Mom was healthy. Pneumonia and UTI's are common and frequent in dementia patients and we were lucky to not have even one UTI, infection or pneumonia incident. We had one hospitalization earlier on to remove her gall bladder; other than that we rarely had to take her to the doctors for any kinds of sicknesses. It made it more difficult getting her qualified for hospice, but how fortunate for her and for us that we didn't have to deal with the challenges of sicknesses and hospitals!

Mom never forgot Dad, and I believe she never forgot me either. She said both of our names up until a few months before she passed away. Even though she couldn't speak any words those last few months, she knew who my dad was and she seemed to know who I was. She forgot most everyone else (although she may have known deep down and was unable to communicate it), but I am especially thankful that she always knew my dad.

When her time was nearing the end, there was a lot of fear and anxiety. The biggest thing we worried about was her being in pain and having a dramatic, painful, end-of-life experience. We prayed a lot, especially my dad. He asked God to spare her the pain, to let her go in her sleep. That is exactly how she went. Her passing was very peaceful and she didn't seem to be in any pain during those last few days.

Lots of prayers went up for family members (who wanted to say their good-byes) to make it in time to see Mom before she went. The night nurse on that Tuesday night before had thought she'd pass through that night, or by the end of the day Wednesday. The last visiting family member flew in Friday morning and Mom passed Saturday morning. Everybody made it to see her and she spent that last week surrounded by so many people who loved her.

Let's not forget to mention the timing of it all. The big bummer was that we missed my cousin's wedding. BUT, the timing of everything was truly amazing. When Mom started to take a turn, and I had a big gala that I was putting on for the foundation, I became worried. I admit that I did pray that nothing would happen before the event, and she was spared during that time. Having everything happen during the summer allowed my brother and his family to be here for most of the summer, both to spend time with her and to be with her during her last moments. I will forever be grateful that they were here with me during those last two weeks, especially when the hospice doctor came to give his assessment. All of the grandkids were out of school and able to be where they wanted to be: by grandma's side. We opted out of the extra curricular activities over the summer, a decision I had struggled with but had turned out to be another blessing.

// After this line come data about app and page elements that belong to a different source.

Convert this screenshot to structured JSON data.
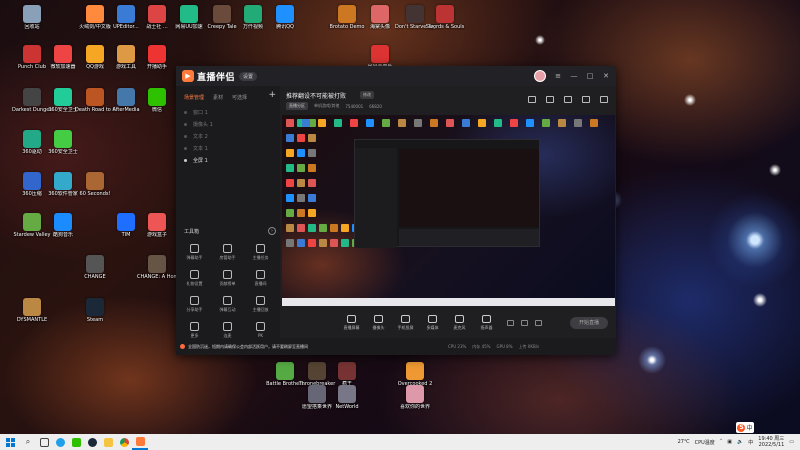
{
  "desktop": {
    "icons": [
      {
        "label": "回收站",
        "icon": "recycle-bin-icon",
        "color": "#8aa0b8"
      },
      {
        "label": "火绒剑/中文版",
        "icon": "app-icon",
        "color": "#ff8a3d"
      },
      {
        "label": "UPEditor...",
        "icon": "app-icon",
        "color": "#3a7bd5"
      },
      {
        "label": "战士社 ...",
        "icon": "app-icon",
        "color": "#d44"
      },
      {
        "label": "网易UU加速",
        "icon": "app-icon",
        "color": "#2b8"
      },
      {
        "label": "Creepy Tale",
        "icon": "game-icon",
        "color": "#6a4a3a"
      },
      {
        "label": "万仟视频",
        "icon": "app-icon",
        "color": "#2a7"
      },
      {
        "label": "腾讯QQ",
        "icon": "qq-icon",
        "color": "#1e90ff"
      },
      {
        "label": "Punch Club",
        "icon": "game-icon",
        "color": "#c33"
      },
      {
        "label": "微软加速器",
        "icon": "app-icon",
        "color": "#e44"
      },
      {
        "label": "QQ游戏",
        "icon": "app-icon",
        "color": "#f5a623"
      },
      {
        "label": "游戏工具",
        "icon": "app-icon",
        "color": "#d94"
      },
      {
        "label": "开播助手",
        "icon": "app-icon",
        "color": "#e33"
      },
      {
        "label": "Darkest Dungeon",
        "icon": "game-icon",
        "color": "#444"
      },
      {
        "label": "360安全卫士",
        "icon": "app-icon",
        "color": "#2c9"
      },
      {
        "label": "Death Road to Canada",
        "icon": "game-icon",
        "color": "#b52"
      },
      {
        "label": "AfterMedia",
        "icon": "app-icon",
        "color": "#47a"
      },
      {
        "label": "微信",
        "icon": "wechat-icon",
        "color": "#2dc100"
      },
      {
        "label": "360驱动",
        "icon": "app-icon",
        "color": "#2a8"
      },
      {
        "label": "360安全卫士",
        "icon": "app-icon",
        "color": "#4c4"
      },
      {
        "label": "360压缩",
        "icon": "app-icon",
        "color": "#36c"
      },
      {
        "label": "360软件管家",
        "icon": "app-icon",
        "color": "#3ac"
      },
      {
        "label": "60 Seconds!",
        "icon": "game-icon",
        "color": "#a63"
      },
      {
        "label": "Stardew Valley",
        "icon": "game-icon",
        "color": "#6a4"
      },
      {
        "label": "酷狗音乐",
        "icon": "app-icon",
        "color": "#1a8cff"
      },
      {
        "label": "TIM",
        "icon": "app-icon",
        "color": "#1e6fff"
      },
      {
        "label": "游戏盒子",
        "icon": "app-icon",
        "color": "#e55"
      },
      {
        "label": "CHANGE",
        "icon": "game-icon",
        "color": "#555"
      },
      {
        "label": "DYSMANTLE",
        "icon": "game-icon",
        "color": "#b84"
      },
      {
        "label": "Steam",
        "icon": "steam-icon",
        "color": "#1b2838"
      },
      {
        "label": "CHANGE: A Homeless...",
        "icon": "game-icon",
        "color": "#654"
      },
      {
        "label": "Brotato Demo",
        "icon": "game-icon",
        "color": "#c72"
      },
      {
        "label": "海棠头像",
        "icon": "app-icon",
        "color": "#d66"
      },
      {
        "label": "Don't Starve Together",
        "icon": "game-icon",
        "color": "#433"
      },
      {
        "label": "Swords & Souls",
        "icon": "game-icon",
        "color": "#b33"
      },
      {
        "label": "网易云音乐",
        "icon": "app-icon",
        "color": "#d33"
      },
      {
        "label": "Battle Brothers",
        "icon": "game-icon",
        "color": "#5a4"
      },
      {
        "label": "Thronebreaker",
        "icon": "game-icon",
        "color": "#543"
      },
      {
        "label": "疯王",
        "icon": "game-icon",
        "color": "#733"
      },
      {
        "label": "Overcooked 2",
        "icon": "game-icon",
        "color": "#e93"
      },
      {
        "label": "愿望搭乘世界",
        "icon": "game-icon",
        "color": "#667"
      },
      {
        "label": "NetWorld",
        "icon": "app-icon",
        "color": "#778"
      },
      {
        "label": "喜欢你的世界",
        "icon": "game-icon",
        "color": "#d9a"
      }
    ]
  },
  "app": {
    "brand": "直播伴侣",
    "version_pill": "设置",
    "room_title": "推荐翻设不可能被打败",
    "edit_label": "修改",
    "meta": {
      "tag": "直播分区",
      "category": "单机游戏/其他",
      "room_id": "7540001",
      "likes": "66820"
    },
    "side_tabs": [
      "场景管理",
      "素材",
      "可选择"
    ],
    "scenes": [
      "窗口 1",
      "摄像头 1",
      "文本 2",
      "文本 1",
      "全屏 1"
    ],
    "tools_title": "工具箱",
    "tools": [
      "弹幕助手",
      "房管助手",
      "主播任务",
      "礼物设置",
      "贡献榜单",
      "直播间",
      "分享助手",
      "弹幕互动",
      "主播回放",
      "更多",
      "连麦",
      "PK"
    ],
    "toolbar": [
      "直播屏幕",
      "摄像头",
      "手机投屏",
      "多媒体",
      "麦克风",
      "扬声器"
    ],
    "start_live": "开始直播",
    "notice": "全国防沉迷，短期内请确保公会内部活跃用户，请不要刷屏至直播间",
    "stats": [
      "CPU 23%",
      "内存 45%",
      "GPU 8%",
      "上传 0KB/s"
    ]
  },
  "taskbar": {
    "apps": [
      "search",
      "task-view",
      "edge",
      "wechat",
      "steam",
      "folder",
      "chrome",
      "live-app"
    ],
    "tray": {
      "lang": "中",
      "weather": "27℃",
      "weather_desc": "CPU温度",
      "time": "19:40 周三",
      "date": "2022/5/11"
    }
  },
  "colors": {
    "accent": "#ff7f45",
    "window_bg": "#1f1f22",
    "taskbar_bg": "#eeeeee"
  }
}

Family, friends, church family...we were blessed with so many great people who helped us to get through this hard time from meals to the funeral luncheon to gifts and cards. I've written a lot about this on my other posts, so I won't get lengthy here, but I do believe people were inspired to do all that they did to help us get through. They were our angels.

There are so many other little miracles we saw along the way. Like the time when we had to take her car keys away and it turned out she had a flat tire and wouldn't have been able to drive that day, anyway. Or the time that she wandered onto a busy street and a church member just happened to be passing by and found her, putting her in their car and driving her home. Or the time when my sister arrived, just in the nick of time, to intercept my dad's coin collection that she was attempting to spend on her sleep aid medicine at the store. Or even the fact that the cashiers at the store watched out for her during that time (when she would sneak out of the house to try and buy her meds!) We always seemed to be one step ahead of disaster and it was nothing short of a miracle.

We all have our own beliefs and I am certainly not trying to force mine on anyone. To me, it seems obvious that there were moments of divine intervention, so many more than I even wrote about. So many prayers were answered along the way. I cannot be convinced that any of this was coincidence. I will always mourn the loss of my mom. Maybe the day will come where I won't sit and wonder why. Maybe. Mom didn't find a cure, but God helped us through. I am grateful for the tender mercies and the blessings that we have been given throughout this journey.